“We have many manufacturer customers in Vietnam, Malaysia and Indonesia making homewares, toys and other consumer products,” she told the South China Morning Post. “We are expecting an increase in demand from our customers in Southeast Asia in light of the ‘Belt and Road Initiative’. This is why we decided to expand in Singapore.”

This is Lee Kee’s first office outside Hong Kong, Taiwan and mainland China.

Beijing launched the belt and road trade scheme in 2013, with infrastructure projects ranging from power plants, roads and railways to trade promotion spread across 62 countries in Asia, the Middle East and Europe.

Chan said she believed the initiative would mainly cover infrastructure projects, with railways and power plants first to be developed.

“When all these infrastructure projects are done, trade will then follow, and this is when manufacturers in Southeast Asia would develop more products and need more metals from us,” she said.

Chan said her company traditionally sourced metals for their customers, but in recent years it had expanded into other services, ranging from aiding quality control to reducing pollution and wastage.
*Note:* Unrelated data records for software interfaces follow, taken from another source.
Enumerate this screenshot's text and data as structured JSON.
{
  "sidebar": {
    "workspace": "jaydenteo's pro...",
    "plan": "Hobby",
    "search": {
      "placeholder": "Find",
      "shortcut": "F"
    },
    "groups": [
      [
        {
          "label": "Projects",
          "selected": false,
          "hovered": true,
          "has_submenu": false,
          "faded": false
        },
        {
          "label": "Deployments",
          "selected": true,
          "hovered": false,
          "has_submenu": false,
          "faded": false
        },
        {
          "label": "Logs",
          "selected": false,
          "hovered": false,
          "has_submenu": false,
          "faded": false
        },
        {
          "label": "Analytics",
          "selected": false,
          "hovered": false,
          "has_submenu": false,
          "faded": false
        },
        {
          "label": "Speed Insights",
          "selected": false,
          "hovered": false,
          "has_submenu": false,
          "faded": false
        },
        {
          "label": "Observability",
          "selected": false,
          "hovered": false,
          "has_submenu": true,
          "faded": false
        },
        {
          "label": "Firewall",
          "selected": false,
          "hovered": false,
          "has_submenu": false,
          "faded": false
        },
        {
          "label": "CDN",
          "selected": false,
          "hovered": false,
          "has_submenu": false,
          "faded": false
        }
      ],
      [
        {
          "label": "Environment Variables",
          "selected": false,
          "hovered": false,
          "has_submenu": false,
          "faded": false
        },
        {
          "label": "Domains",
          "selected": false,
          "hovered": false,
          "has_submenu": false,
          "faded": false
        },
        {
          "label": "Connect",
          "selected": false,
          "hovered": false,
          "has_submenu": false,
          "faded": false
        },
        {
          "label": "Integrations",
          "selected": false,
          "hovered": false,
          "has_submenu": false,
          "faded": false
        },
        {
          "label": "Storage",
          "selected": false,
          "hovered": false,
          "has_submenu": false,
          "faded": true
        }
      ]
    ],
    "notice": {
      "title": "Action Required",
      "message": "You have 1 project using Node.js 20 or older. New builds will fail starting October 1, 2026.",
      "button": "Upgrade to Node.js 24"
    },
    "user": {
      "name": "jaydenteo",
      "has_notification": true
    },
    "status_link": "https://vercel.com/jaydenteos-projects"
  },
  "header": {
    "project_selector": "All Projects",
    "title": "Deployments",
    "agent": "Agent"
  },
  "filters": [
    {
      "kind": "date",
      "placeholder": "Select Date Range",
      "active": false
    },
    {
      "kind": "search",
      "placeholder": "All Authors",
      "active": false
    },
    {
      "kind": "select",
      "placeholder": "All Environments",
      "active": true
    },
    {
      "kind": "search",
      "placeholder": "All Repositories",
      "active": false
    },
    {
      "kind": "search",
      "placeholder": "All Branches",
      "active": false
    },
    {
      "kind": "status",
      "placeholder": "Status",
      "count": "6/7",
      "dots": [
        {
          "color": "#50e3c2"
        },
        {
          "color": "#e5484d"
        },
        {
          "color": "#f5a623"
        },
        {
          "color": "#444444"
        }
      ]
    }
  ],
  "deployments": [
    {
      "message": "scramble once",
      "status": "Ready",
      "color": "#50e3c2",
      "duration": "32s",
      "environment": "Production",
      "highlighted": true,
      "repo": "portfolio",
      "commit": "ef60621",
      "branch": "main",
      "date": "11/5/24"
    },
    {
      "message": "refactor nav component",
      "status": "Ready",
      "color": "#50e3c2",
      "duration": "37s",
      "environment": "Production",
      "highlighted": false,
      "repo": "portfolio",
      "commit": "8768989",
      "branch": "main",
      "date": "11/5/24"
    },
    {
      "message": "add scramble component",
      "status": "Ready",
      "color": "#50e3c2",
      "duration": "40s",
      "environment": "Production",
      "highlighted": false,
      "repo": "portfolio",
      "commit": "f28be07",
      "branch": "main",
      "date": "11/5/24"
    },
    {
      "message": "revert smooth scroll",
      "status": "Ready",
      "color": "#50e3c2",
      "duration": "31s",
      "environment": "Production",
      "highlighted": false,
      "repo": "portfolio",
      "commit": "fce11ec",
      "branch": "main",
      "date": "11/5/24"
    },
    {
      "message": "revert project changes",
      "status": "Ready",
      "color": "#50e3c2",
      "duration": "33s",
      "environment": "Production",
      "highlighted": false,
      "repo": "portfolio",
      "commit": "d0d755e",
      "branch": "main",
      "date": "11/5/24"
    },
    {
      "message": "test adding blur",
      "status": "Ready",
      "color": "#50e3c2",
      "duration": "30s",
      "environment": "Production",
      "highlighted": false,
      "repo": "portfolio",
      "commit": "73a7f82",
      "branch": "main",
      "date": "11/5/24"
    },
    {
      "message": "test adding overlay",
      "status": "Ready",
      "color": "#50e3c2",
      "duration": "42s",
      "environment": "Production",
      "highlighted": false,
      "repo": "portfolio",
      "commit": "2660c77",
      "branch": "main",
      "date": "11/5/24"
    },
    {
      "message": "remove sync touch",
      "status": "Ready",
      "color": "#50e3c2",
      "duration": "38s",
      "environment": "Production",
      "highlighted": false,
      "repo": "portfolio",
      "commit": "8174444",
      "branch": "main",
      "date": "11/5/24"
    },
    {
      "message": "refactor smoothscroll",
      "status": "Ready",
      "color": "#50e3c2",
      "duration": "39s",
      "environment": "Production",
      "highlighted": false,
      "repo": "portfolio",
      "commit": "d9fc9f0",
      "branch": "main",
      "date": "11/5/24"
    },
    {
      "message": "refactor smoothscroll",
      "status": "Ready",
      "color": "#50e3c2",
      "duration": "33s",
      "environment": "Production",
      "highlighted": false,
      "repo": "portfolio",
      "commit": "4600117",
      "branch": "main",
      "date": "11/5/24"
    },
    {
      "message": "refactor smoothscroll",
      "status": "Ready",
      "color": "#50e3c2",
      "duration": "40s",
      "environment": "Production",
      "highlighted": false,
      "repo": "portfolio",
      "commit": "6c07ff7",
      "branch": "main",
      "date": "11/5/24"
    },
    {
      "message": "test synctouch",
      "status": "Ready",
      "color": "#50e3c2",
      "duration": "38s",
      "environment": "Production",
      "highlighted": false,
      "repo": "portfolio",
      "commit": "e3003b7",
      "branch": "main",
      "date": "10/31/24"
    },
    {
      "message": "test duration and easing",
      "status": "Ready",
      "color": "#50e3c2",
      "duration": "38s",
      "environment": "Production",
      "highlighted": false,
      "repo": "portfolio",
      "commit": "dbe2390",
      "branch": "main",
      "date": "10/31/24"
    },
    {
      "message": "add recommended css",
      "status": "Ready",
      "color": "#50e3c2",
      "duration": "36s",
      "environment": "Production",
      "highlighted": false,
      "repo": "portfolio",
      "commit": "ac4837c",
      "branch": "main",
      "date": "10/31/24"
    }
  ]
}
“Many manufacturers are concerned only about their operations and orders. They do not care too much about pollution or risk management. They would require more education to understand the need for using the London Metal Exchange or the Hong Kong Exchanges and Clearing platform to hedge their risks,” she said.

HKEX acquired the London exchange in December 2012 to expand into commodities trading.

This article appeared in the South China Morning Post print edition as: Lee Kee bullish on opportunities from trade scheme